[Data records]
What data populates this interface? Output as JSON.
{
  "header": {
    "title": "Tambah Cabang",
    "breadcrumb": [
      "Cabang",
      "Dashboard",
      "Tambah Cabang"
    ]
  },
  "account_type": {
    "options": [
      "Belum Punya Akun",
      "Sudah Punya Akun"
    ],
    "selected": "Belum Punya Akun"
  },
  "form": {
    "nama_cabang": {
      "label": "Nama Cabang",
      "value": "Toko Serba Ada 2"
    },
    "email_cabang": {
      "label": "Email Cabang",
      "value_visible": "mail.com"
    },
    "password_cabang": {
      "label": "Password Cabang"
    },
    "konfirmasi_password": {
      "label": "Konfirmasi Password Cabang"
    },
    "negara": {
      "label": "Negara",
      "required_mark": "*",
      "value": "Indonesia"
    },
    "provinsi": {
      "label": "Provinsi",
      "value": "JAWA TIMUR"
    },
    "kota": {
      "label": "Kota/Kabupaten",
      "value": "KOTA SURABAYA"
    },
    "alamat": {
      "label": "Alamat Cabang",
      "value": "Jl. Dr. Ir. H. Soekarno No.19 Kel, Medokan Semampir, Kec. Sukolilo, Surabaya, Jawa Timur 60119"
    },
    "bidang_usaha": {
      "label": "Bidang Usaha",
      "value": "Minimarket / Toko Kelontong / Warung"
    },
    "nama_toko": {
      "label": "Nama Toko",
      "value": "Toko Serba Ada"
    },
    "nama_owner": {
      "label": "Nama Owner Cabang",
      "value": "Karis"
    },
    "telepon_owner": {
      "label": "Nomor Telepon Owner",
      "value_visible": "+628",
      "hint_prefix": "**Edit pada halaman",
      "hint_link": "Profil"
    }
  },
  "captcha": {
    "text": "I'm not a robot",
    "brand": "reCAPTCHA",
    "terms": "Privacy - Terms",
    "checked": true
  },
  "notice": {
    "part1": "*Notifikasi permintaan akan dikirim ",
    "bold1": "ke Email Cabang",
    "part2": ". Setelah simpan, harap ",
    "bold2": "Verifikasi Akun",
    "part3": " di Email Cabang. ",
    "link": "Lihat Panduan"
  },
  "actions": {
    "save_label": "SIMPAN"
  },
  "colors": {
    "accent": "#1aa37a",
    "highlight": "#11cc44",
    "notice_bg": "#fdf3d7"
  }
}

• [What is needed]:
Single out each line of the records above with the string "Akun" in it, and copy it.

• [Problem solution]:
      "Belum Punya Akun",
      "Sudah Punya Akun"
    "selected": "Belum Punya Akun"
    "bold2": "Verifikasi Akun",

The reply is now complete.